Leave out the pictures and copy everything else in the entries exactly.

--------------------------------

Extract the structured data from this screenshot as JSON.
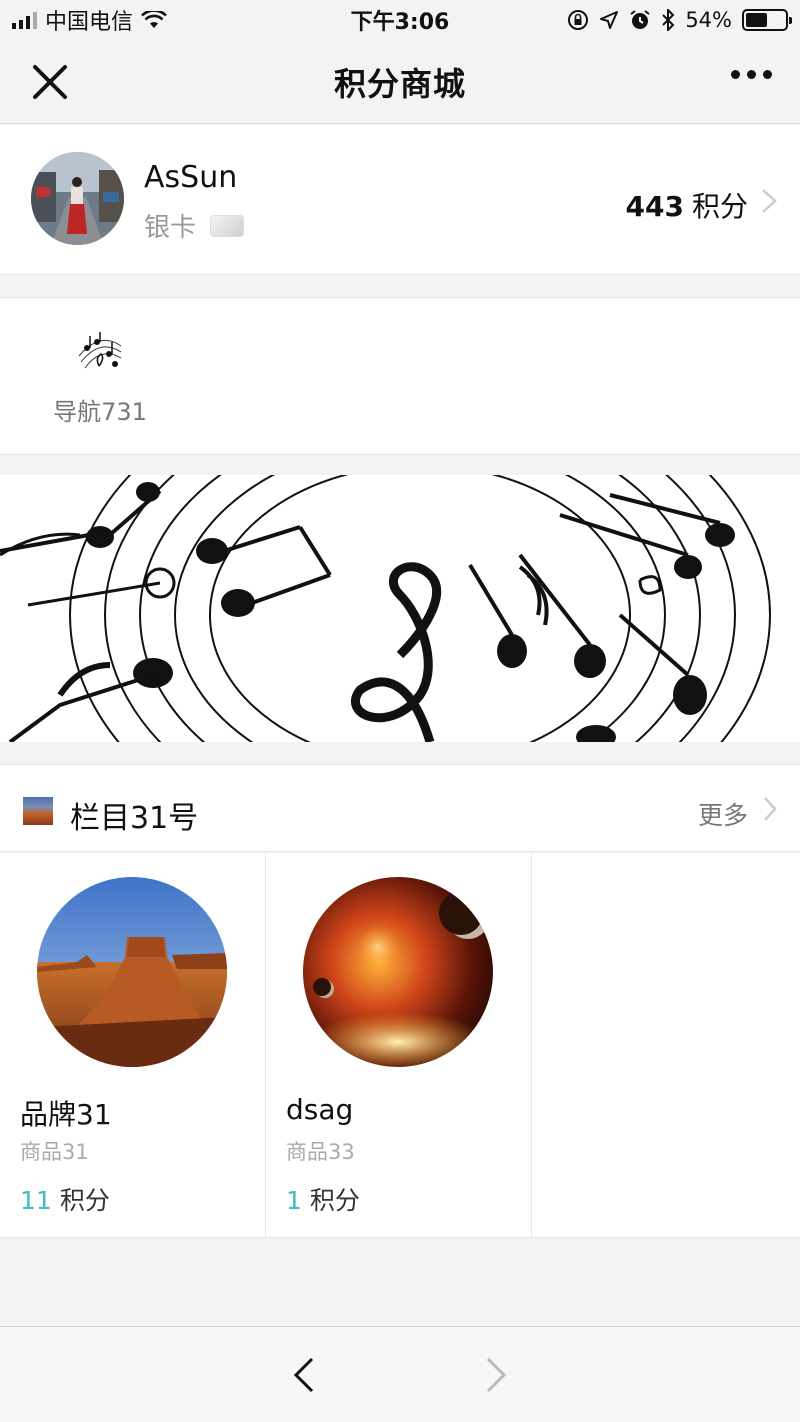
{
  "status_bar": {
    "carrier": "中国电信",
    "time": "下午3:06",
    "battery_text": "54%",
    "battery_level": 0.54
  },
  "nav": {
    "title": "积分商城"
  },
  "user": {
    "name": "AsSun",
    "level": "银卡",
    "points_value": "443",
    "points_unit": "积分"
  },
  "shortcuts": [
    {
      "label": "导航731",
      "icon": "music-notes-icon"
    }
  ],
  "section": {
    "title": "栏目31号",
    "more_label": "更多"
  },
  "products": [
    {
      "name": "品牌31",
      "subtitle": "商品31",
      "price": "11",
      "price_unit": "积分",
      "image": "desert-butte-image"
    },
    {
      "name": "dsag",
      "subtitle": "商品33",
      "price": "1",
      "price_unit": "积分",
      "image": "nebula-planets-image"
    }
  ],
  "colors": {
    "accent": "#3cbfbf",
    "background": "#f3f3f5"
  }
}
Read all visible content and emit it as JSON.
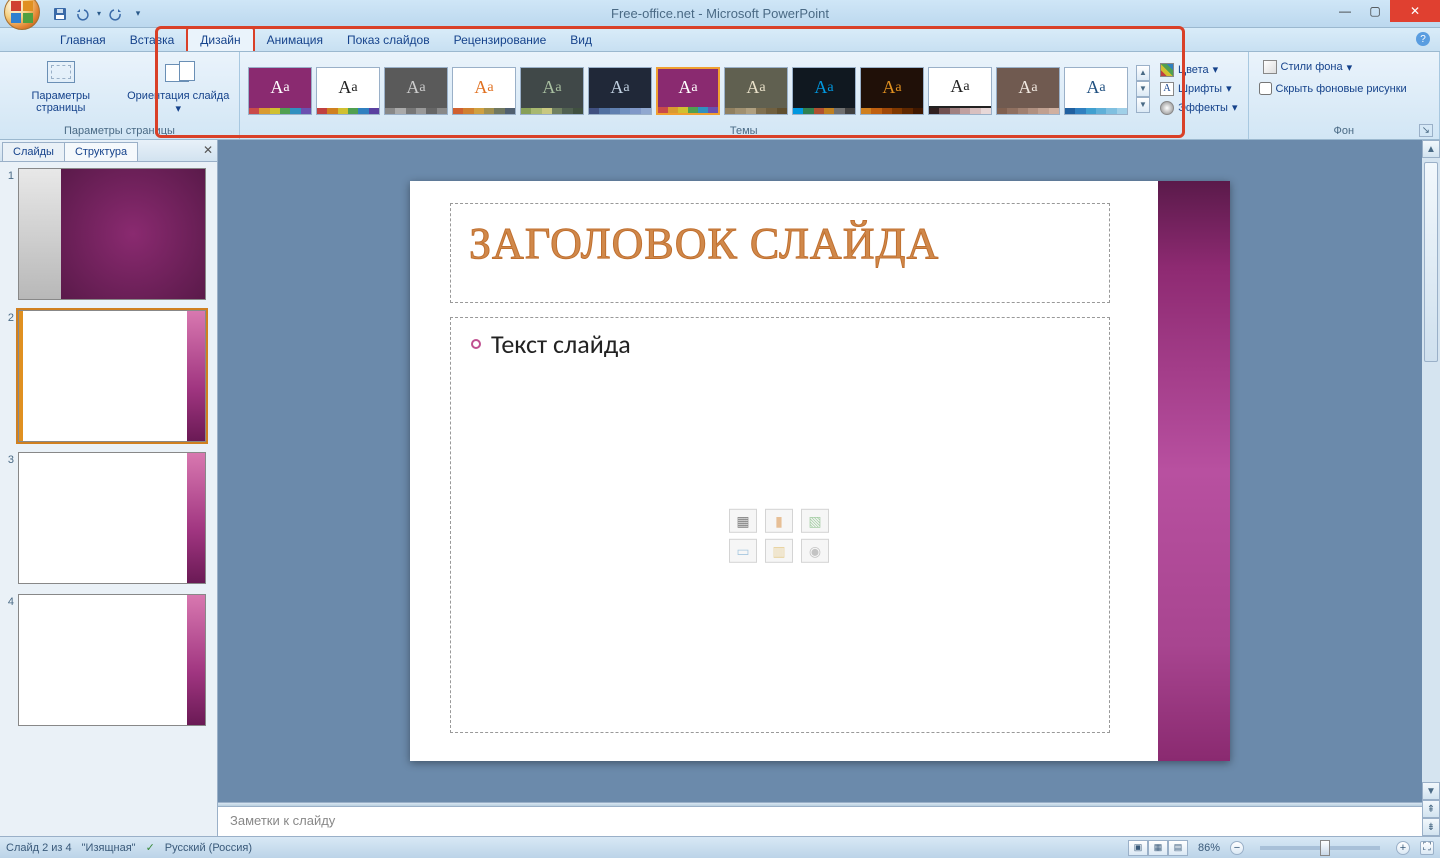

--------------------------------

**Reply to the task:**
Extract the structured data from this screenshot as JSON.
{
  "status_bar": {
    "carrier": "中国电信",
    "time": "下午3:06",
    "battery_text": "54%",
    "battery_level": 0.54
  },
  "nav": {
    "title": "积分商城"
  },
  "user": {
    "name": "AsSun",
    "level": "银卡",
    "points_value": "443",
    "points_unit": "积分"
  },
  "shortcuts": [
    {
      "label": "导航731",
      "icon": "music-notes-icon"
    }
  ],
  "section": {
    "title": "栏目31号",
    "more_label": "更多"
  },
  "products": [
    {
      "name": "品牌31",
      "subtitle": "商品31",
      "price": "11",
      "price_unit": "积分",
      "image": "desert-butte-image"
    },
    {
      "name": "dsag",
      "subtitle": "商品33",
      "price": "1",
      "price_unit": "积分",
      "image": "nebula-planets-image"
    }
  ],
  "colors": {
    "accent": "#3cbfbf",
    "background": "#f3f3f5"
  }
}
Read all visible content and emit it as JSON.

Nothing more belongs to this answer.